There were a couple of glitches. How to keep the slugs out (I found a great solution). And I found that Oscar my Kamikaze cat can climb chicken wire arrrrrrgh. He went crazy meowing because I had shut him out of the vege patch while I was working in it. Then all went quiet and then I heard a thud behind me as Oscar landed on the ground in the newly smoothed out soil. Luckily he is only interested in going into the vege patch while I am in there!

See you again soon,


Rose x

Tuesday, January 21, 2014

A belated Happy New Year to you!

Wishing you a very happy New Year!

I have been rather slack at blogging for such a long time. Quite a few of things happened last year. My health decided to let me down and I ended up having to have 3 different operations:

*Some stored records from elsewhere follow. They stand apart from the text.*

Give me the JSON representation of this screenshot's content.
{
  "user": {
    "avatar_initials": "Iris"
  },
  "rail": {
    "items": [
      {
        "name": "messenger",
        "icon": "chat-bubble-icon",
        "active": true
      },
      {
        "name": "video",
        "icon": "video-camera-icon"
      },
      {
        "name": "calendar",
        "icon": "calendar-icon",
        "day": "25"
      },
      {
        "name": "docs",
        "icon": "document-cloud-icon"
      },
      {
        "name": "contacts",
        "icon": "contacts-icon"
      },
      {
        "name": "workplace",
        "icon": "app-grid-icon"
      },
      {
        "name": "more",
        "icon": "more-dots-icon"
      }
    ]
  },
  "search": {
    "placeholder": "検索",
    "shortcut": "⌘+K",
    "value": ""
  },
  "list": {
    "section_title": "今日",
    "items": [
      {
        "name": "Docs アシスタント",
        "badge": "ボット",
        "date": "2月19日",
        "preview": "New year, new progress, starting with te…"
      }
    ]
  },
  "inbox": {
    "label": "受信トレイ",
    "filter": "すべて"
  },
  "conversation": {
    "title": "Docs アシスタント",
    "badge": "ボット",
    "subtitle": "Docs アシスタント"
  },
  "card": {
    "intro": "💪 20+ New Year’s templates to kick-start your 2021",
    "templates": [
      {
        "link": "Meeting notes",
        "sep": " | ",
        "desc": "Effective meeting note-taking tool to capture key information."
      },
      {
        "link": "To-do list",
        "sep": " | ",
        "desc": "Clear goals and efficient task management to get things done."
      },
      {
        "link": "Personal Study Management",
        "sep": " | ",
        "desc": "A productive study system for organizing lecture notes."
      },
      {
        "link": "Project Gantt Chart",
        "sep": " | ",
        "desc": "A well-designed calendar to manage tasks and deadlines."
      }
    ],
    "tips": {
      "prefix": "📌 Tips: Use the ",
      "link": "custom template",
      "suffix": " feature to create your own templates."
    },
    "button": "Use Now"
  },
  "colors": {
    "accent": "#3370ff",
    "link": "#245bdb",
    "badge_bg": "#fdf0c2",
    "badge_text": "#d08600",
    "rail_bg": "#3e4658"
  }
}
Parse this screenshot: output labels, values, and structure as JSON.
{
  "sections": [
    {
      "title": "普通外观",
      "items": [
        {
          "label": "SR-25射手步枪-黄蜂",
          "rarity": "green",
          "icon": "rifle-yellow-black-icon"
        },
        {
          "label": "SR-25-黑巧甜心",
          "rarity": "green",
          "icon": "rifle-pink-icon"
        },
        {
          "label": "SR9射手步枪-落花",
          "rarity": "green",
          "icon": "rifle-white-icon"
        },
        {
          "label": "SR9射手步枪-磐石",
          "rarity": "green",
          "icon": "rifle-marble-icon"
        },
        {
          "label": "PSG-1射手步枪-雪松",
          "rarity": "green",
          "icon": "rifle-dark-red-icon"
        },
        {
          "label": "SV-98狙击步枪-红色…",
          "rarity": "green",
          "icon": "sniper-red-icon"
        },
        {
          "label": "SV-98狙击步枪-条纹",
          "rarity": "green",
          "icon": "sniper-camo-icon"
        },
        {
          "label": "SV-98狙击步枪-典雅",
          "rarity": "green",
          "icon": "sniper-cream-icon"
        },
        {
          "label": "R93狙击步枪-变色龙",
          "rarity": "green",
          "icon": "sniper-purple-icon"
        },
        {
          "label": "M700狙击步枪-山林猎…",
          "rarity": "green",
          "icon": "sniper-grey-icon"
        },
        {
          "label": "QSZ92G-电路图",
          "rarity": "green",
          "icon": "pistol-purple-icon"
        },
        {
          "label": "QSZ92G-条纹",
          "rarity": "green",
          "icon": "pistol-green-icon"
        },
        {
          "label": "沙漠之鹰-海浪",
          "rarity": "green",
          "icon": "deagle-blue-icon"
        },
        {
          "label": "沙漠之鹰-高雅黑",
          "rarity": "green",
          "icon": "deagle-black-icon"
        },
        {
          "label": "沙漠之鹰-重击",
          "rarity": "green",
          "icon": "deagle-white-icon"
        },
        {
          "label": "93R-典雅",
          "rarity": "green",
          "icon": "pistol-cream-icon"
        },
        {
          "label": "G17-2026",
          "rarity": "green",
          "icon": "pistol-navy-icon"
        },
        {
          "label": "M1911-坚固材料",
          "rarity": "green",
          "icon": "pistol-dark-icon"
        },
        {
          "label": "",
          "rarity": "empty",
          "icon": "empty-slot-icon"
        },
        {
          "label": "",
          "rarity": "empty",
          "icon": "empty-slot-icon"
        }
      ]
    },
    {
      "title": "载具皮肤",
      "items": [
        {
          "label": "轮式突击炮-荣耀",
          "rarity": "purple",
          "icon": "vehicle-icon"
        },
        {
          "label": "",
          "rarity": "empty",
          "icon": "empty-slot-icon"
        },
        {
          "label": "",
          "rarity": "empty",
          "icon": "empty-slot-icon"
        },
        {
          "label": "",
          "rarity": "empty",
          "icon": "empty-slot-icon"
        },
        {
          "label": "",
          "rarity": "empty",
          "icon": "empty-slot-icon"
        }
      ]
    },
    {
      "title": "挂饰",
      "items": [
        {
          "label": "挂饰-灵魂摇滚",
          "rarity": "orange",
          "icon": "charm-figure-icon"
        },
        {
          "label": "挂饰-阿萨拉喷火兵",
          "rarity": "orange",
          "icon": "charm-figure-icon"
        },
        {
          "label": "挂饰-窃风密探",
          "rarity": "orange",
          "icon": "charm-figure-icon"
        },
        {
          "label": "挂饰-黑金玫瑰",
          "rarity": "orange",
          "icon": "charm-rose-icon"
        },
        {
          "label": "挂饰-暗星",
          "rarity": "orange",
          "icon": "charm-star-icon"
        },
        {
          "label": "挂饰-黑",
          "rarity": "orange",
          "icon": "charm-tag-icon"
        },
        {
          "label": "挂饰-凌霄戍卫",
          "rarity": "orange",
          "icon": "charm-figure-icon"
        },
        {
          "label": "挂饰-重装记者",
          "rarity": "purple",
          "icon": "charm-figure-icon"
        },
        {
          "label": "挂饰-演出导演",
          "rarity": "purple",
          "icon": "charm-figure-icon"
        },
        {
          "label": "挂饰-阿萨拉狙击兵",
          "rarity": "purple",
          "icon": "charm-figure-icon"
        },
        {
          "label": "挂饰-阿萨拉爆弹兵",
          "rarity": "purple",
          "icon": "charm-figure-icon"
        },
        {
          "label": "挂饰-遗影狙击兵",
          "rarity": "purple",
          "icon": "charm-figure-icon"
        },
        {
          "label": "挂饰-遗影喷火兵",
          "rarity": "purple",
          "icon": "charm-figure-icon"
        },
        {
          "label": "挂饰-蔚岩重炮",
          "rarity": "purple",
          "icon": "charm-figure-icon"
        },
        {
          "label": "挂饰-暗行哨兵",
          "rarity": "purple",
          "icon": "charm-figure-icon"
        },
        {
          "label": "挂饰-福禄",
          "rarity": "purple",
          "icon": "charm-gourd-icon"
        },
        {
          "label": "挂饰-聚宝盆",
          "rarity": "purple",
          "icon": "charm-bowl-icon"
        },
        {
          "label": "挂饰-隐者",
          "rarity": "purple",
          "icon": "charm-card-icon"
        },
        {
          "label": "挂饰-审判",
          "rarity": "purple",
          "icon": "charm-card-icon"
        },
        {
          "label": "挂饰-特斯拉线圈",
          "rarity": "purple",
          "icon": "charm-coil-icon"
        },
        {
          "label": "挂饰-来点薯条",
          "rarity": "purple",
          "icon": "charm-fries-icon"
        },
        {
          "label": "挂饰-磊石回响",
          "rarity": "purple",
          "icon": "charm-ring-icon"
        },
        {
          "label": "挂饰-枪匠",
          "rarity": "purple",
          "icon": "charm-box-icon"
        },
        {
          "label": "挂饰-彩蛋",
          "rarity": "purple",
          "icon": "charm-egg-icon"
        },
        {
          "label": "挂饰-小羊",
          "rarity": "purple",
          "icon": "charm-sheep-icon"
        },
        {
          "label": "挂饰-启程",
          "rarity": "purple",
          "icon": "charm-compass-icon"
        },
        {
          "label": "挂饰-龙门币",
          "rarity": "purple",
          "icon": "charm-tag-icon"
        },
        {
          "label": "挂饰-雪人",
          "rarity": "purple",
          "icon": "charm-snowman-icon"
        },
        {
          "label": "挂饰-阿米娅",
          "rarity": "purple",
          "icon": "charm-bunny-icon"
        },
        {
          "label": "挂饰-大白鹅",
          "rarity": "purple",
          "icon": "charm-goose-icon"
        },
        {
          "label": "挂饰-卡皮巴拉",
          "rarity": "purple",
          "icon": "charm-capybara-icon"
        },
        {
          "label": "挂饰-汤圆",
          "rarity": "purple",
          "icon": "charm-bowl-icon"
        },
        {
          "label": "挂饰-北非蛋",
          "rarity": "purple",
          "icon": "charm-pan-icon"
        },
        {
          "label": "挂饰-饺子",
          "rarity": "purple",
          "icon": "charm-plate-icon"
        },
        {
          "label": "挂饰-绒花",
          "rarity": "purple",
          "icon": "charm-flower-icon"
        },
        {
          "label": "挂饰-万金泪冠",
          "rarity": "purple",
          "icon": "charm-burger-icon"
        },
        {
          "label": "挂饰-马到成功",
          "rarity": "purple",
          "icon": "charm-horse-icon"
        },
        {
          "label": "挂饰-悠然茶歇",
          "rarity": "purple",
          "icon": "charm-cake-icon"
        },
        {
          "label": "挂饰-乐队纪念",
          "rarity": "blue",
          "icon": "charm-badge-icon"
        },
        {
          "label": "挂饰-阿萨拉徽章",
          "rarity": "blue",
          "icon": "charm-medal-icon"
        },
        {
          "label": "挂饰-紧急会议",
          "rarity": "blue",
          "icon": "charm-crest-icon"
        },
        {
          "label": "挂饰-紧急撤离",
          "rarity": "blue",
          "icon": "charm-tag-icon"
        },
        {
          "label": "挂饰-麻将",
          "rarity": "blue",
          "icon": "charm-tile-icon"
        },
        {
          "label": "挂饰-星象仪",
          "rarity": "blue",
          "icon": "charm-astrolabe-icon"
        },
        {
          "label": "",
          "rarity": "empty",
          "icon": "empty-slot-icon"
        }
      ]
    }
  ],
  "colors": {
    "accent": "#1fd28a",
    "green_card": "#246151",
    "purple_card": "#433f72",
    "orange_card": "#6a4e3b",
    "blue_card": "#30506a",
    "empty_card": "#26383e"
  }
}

- One to remove a painful ganglion cyst from my right wrist and at the same time they released a tendon at the base of my thumb. So no writing or working at the computer for a long time.

- Then I had to have shoulder surgery to remove bone and bursa from inside my shoulder as my shoulder became too painful to use due to inflammation. My right arm again and I am right handed! I was out of action for 5 weeks after that and enduring lots of physiotherapy.

- And finally last month I had to have my pacemaker replaced.

I have mostly recovered at last and now just have to be careful how I use my arm until my muscles have strengthened.

I was a little silly after the pain had gone and my arm was out of the sling. I had decided to set up a vegetable patch and was shovelling topsoil for 3 days, then arrrgh, I strained my shoulder badly. So now I have to sleep on my back because I can't sleep on my right shoulder and I can't sleep comfortably on my left until the pacemaker surgery has settled.

So my resolutions this year are:

1) To have a healthy fun year

2) To make the most of my spare time

3) To relax and spoil myself. I think I deserve it!

Looking forward to catching up with you and hearing about your resolutions.

See you soon.

Hugs Rose x